-- Opening Marker --

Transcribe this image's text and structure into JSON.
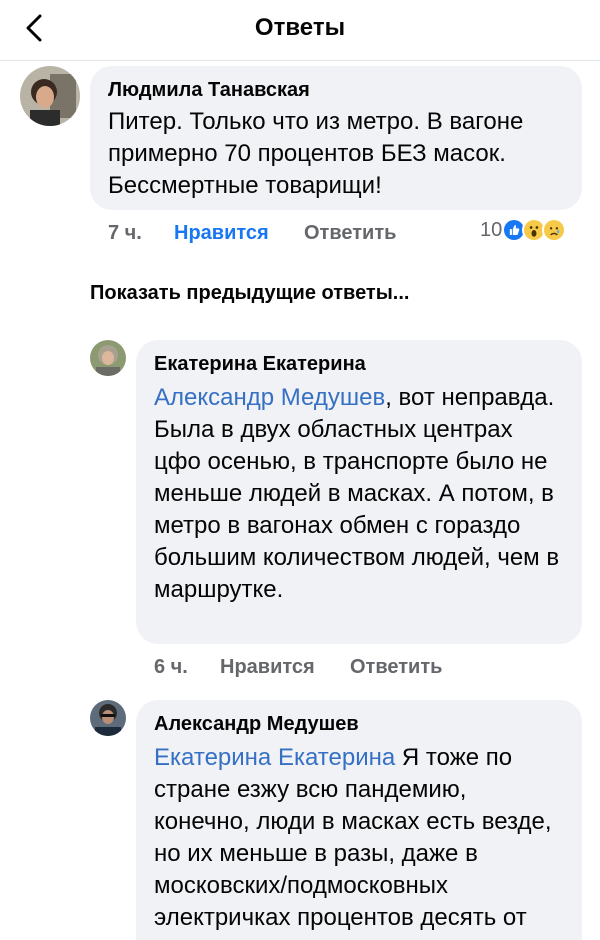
{
  "header": {
    "title": "Ответы",
    "back_icon": "chevron-left-icon"
  },
  "comments": [
    {
      "author": "Людмила Танавская",
      "text": "Питер. Только что из метро. В вагоне примерно 70 процентов БЕЗ масок. Бессмертные товарищи!",
      "time": "7 ч.",
      "like_label": "Нравится",
      "reply_label": "Ответить",
      "reactions_count": "10",
      "reactions": [
        "like",
        "wow",
        "sad"
      ]
    }
  ],
  "show_previous": "Показать предыдущие ответы...",
  "replies": [
    {
      "author": "Екатерина Екатерина",
      "mention": "Александр Медушев",
      "text": ", вот неправда. Была в двух областных центрах цфо осенью, в транспорте было не меньше людей в масках. А потом, в метро в вагонах обмен с гораздо большим количеством людей, чем в маршрутке.",
      "time": "6 ч.",
      "like_label": "Нравится",
      "reply_label": "Ответить"
    },
    {
      "author": "Александр Медушев",
      "mention": "Екатерина Екатерина",
      "text": " Я тоже по стране езжу всю пандемию, конечно, люди в масках есть везде, но их меньше в разы, даже в московских/подмосковных электричках процентов десять от"
    }
  ],
  "colors": {
    "link": "#3670c4",
    "like_active": "#1877f2",
    "bubble": "#f0f2f5",
    "meta": "#65676b"
  }
}
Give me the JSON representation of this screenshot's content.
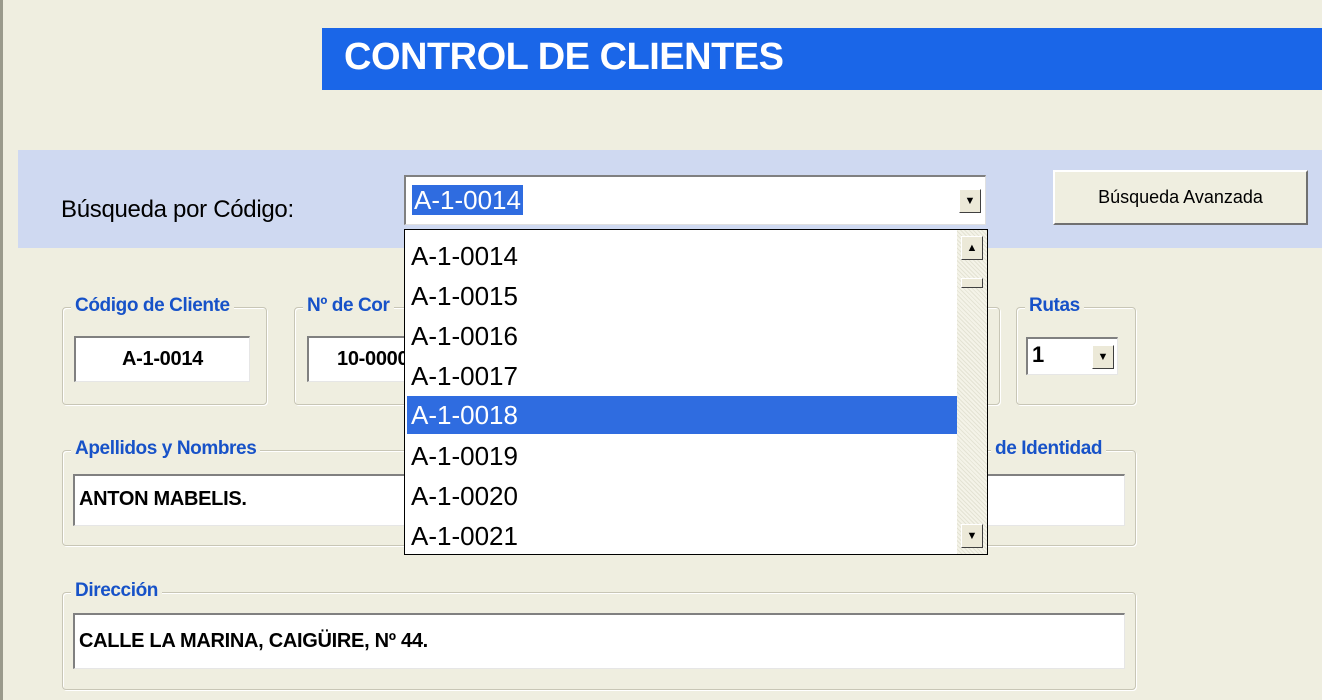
{
  "title": "CONTROL DE CLIENTES",
  "search": {
    "label": "Búsqueda por Código:",
    "selected_value": "A-1-0014",
    "advanced_button": "Búsqueda Avanzada"
  },
  "dropdown": {
    "items": [
      "A-1-0014",
      "A-1-0015",
      "A-1-0016",
      "A-1-0017",
      "A-1-0018",
      "A-1-0019",
      "A-1-0020",
      "A-1-0021"
    ],
    "highlighted": "A-1-0018"
  },
  "fields": {
    "codigo_cliente": {
      "label": "Código de Cliente",
      "value": "A-1-0014"
    },
    "num_contrato": {
      "label": "Nº de Cor",
      "value": "10-0000"
    },
    "rutas": {
      "label": "Rutas",
      "value": "1"
    },
    "apellidos_nombres": {
      "label": "Apellidos y Nombres",
      "value": "ANTON MABELIS."
    },
    "identidad": {
      "label": "de Identidad",
      "value": ""
    },
    "direccion": {
      "label": "Dirección",
      "value": "CALLE LA MARINA, CAIGÜIRE, Nº 44."
    }
  },
  "colors": {
    "banner": "#1a66e8",
    "search_band": "#cfd9f1",
    "background": "#efeee0",
    "legend_text": "#1752c8",
    "highlight": "#2f6ce0"
  },
  "icons": [
    "chevron-down-icon",
    "scroll-up-icon",
    "scroll-down-icon"
  ]
}
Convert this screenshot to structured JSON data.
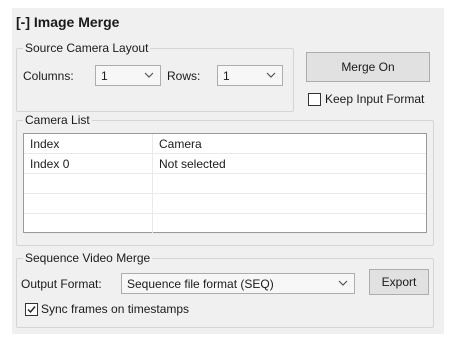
{
  "title": "[-] Image Merge",
  "source_layout": {
    "legend": "Source Camera Layout",
    "columns_label": "Columns:",
    "columns_value": "1",
    "rows_label": "Rows:",
    "rows_value": "1"
  },
  "merge_button": "Merge On",
  "keep_input_format": {
    "label": "Keep Input Format",
    "checked": false
  },
  "camera_list": {
    "legend": "Camera List",
    "headers": [
      "Index",
      "Camera"
    ],
    "rows": [
      [
        "Index 0",
        "Not selected"
      ],
      [
        "",
        ""
      ],
      [
        "",
        ""
      ],
      [
        "",
        ""
      ]
    ]
  },
  "sequence": {
    "legend": "Sequence Video Merge",
    "output_label": "Output Format:",
    "output_value": "Sequence file format (SEQ)",
    "export_label": "Export",
    "sync_label": "Sync frames on timestamps",
    "sync_checked": true
  },
  "icons": [
    "chevron-down-icon",
    "checkmark-icon"
  ],
  "colors": {
    "panel": "#f0f0f0",
    "border": "#d5d5d5",
    "button": "#e1e1e1"
  }
}
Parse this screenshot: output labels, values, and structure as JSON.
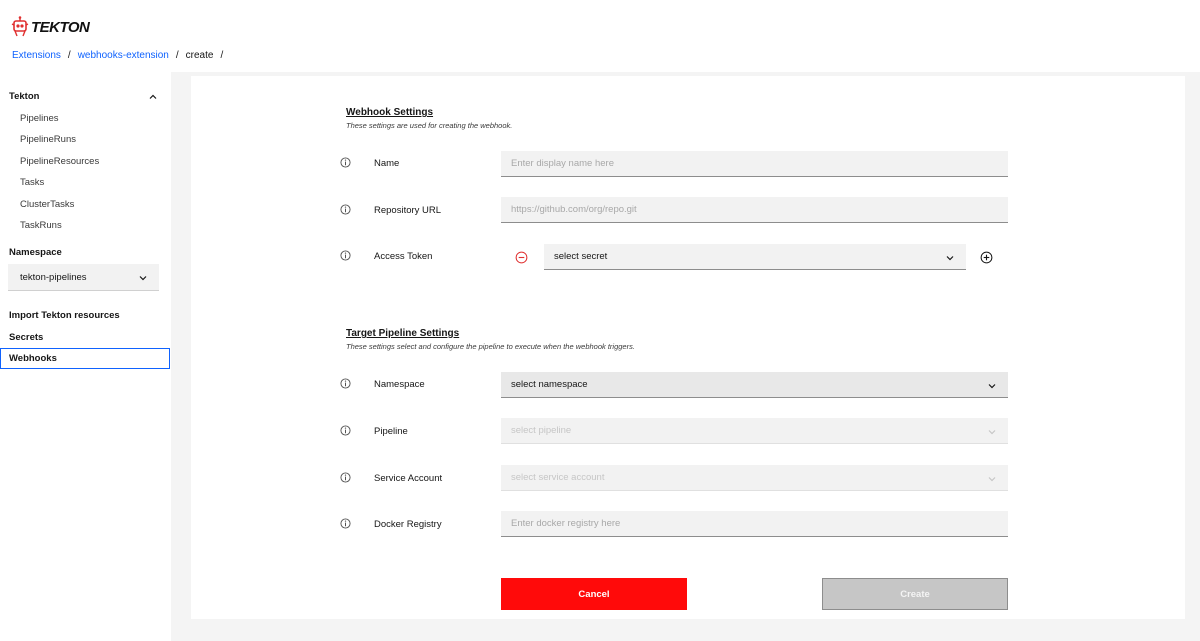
{
  "header": {
    "logo_text": "TEKTON",
    "breadcrumb": [
      "Extensions",
      "webhooks-extension",
      "create"
    ]
  },
  "sidebar": {
    "section_tekton": "Tekton",
    "items": [
      "Pipelines",
      "PipelineRuns",
      "PipelineResources",
      "Tasks",
      "ClusterTasks",
      "TaskRuns"
    ],
    "namespace_label": "Namespace",
    "namespace_value": "tekton-pipelines",
    "import_label": "Import Tekton resources",
    "secrets_label": "Secrets",
    "webhooks_label": "Webhooks"
  },
  "webhook_settings": {
    "title": "Webhook Settings",
    "subtitle": "These settings are used for creating the webhook.",
    "name_label": "Name",
    "name_placeholder": "Enter display name here",
    "repo_label": "Repository URL",
    "repo_placeholder": "https://github.com/org/repo.git",
    "token_label": "Access Token",
    "token_select": "select secret"
  },
  "target_settings": {
    "title": "Target Pipeline Settings",
    "subtitle": "These settings select and configure the pipeline to execute when the webhook triggers.",
    "namespace_label": "Namespace",
    "namespace_select": "select namespace",
    "pipeline_label": "Pipeline",
    "pipeline_select": "select pipeline",
    "sa_label": "Service Account",
    "sa_select": "select service account",
    "docker_label": "Docker Registry",
    "docker_placeholder": "Enter docker registry here"
  },
  "buttons": {
    "cancel": "Cancel",
    "create": "Create"
  },
  "colors": {
    "accent": "#0f62fe",
    "danger": "#ff0a0a"
  }
}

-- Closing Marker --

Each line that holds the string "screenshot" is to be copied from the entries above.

Give me the JSON representation of this screenshot's content.
Convert this screenshot to structured JSON data.
Parse this screenshot: output labels, values, and structure as JSON.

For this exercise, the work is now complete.